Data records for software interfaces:
+++

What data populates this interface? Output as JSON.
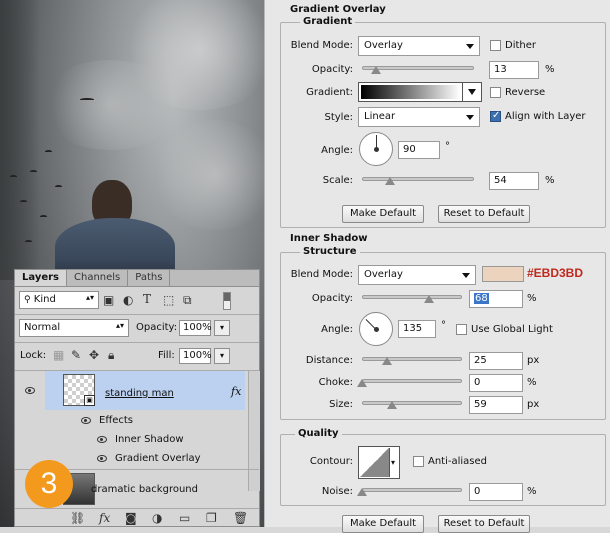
{
  "layers_panel": {
    "tabs": [
      "Layers",
      "Channels",
      "Paths"
    ],
    "filter_kind": "Kind",
    "blend_mode": "Normal",
    "opacity_label": "Opacity:",
    "opacity_value": "100%",
    "lock_label": "Lock:",
    "fill_label": "Fill:",
    "fill_value": "100%",
    "layers": {
      "standing_man": "standing man",
      "fx_label": "fx",
      "effects_label": "Effects",
      "inner_shadow": "Inner Shadow",
      "gradient_overlay": "Gradient Overlay",
      "dramatic_background": "dramatic background"
    },
    "bottom_fx": "fx"
  },
  "step_badge": "3",
  "gradient_overlay": {
    "section_title": "Gradient Overlay",
    "group_title": "Gradient",
    "blend_mode_label": "Blend Mode:",
    "blend_mode": "Overlay",
    "dither_label": "Dither",
    "opacity_label": "Opacity:",
    "opacity": "13",
    "opacity_percent": 13,
    "gradient_label": "Gradient:",
    "reverse_label": "Reverse",
    "style_label": "Style:",
    "style": "Linear",
    "align_label": "Align with Layer",
    "angle_label": "Angle:",
    "angle": "90",
    "scale_label": "Scale:",
    "scale": "54",
    "scale_percent": 54,
    "percent": "%",
    "degree": "°",
    "make_default": "Make Default",
    "reset_default": "Reset to Default"
  },
  "inner_shadow": {
    "section_title": "Inner Shadow",
    "group_title": "Structure",
    "blend_mode_label": "Blend Mode:",
    "blend_mode": "Overlay",
    "color_hex": "#EBD3BD",
    "color_label": "#EBD3BD",
    "opacity_label": "Opacity:",
    "opacity": "68",
    "opacity_percent": 68,
    "angle_label": "Angle:",
    "angle": "135",
    "global_light_label": "Use Global Light",
    "distance_label": "Distance:",
    "distance": "25",
    "choke_label": "Choke:",
    "choke": "0",
    "size_label": "Size:",
    "size": "59",
    "px": "px",
    "percent": "%",
    "degree": "°"
  },
  "quality": {
    "group_title": "Quality",
    "contour_label": "Contour:",
    "anti_aliased_label": "Anti-aliased",
    "noise_label": "Noise:",
    "noise": "0",
    "percent": "%",
    "make_default": "Make Default",
    "reset_default": "Reset to Default"
  },
  "colors": {
    "badge": "#F39A1E",
    "selected_layer": "#bcd0f0",
    "accent_red": "#c0281c"
  }
}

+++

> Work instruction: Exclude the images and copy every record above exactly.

> Written reply:
What data populates this interface? Output as JSON.
{
  "layers_panel": {
    "tabs": [
      "Layers",
      "Channels",
      "Paths"
    ],
    "filter_kind": "Kind",
    "blend_mode": "Normal",
    "opacity_label": "Opacity:",
    "opacity_value": "100%",
    "lock_label": "Lock:",
    "fill_label": "Fill:",
    "fill_value": "100%",
    "layers": {
      "standing_man": "standing man",
      "fx_label": "fx",
      "effects_label": "Effects",
      "inner_shadow": "Inner Shadow",
      "gradient_overlay": "Gradient Overlay",
      "dramatic_background": "dramatic background"
    },
    "bottom_fx": "fx"
  },
  "step_badge": "3",
  "gradient_overlay": {
    "section_title": "Gradient Overlay",
    "group_title": "Gradient",
    "blend_mode_label": "Blend Mode:",
    "blend_mode": "Overlay",
    "dither_label": "Dither",
    "opacity_label": "Opacity:",
    "opacity": "13",
    "opacity_percent": 13,
    "gradient_label": "Gradient:",
    "reverse_label": "Reverse",
    "style_label": "Style:",
    "style": "Linear",
    "align_label": "Align with Layer",
    "angle_label": "Angle:",
    "angle": "90",
    "scale_label": "Scale:",
    "scale": "54",
    "scale_percent": 54,
    "percent": "%",
    "degree": "°",
    "make_default": "Make Default",
    "reset_default": "Reset to Default"
  },
  "inner_shadow": {
    "section_title": "Inner Shadow",
    "group_title": "Structure",
    "blend_mode_label": "Blend Mode:",
    "blend_mode": "Overlay",
    "color_hex": "#EBD3BD",
    "color_label": "#EBD3BD",
    "opacity_label": "Opacity:",
    "opacity": "68",
    "opacity_percent": 68,
    "angle_label": "Angle:",
    "angle": "135",
    "global_light_label": "Use Global Light",
    "distance_label": "Distance:",
    "distance": "25",
    "choke_label": "Choke:",
    "choke": "0",
    "size_label": "Size:",
    "size": "59",
    "px": "px",
    "percent": "%",
    "degree": "°"
  },
  "quality": {
    "group_title": "Quality",
    "contour_label": "Contour:",
    "anti_aliased_label": "Anti-aliased",
    "noise_label": "Noise:",
    "noise": "0",
    "percent": "%",
    "make_default": "Make Default",
    "reset_default": "Reset to Default"
  },
  "colors": {
    "badge": "#F39A1E",
    "selected_layer": "#bcd0f0",
    "accent_red": "#c0281c"
  }
}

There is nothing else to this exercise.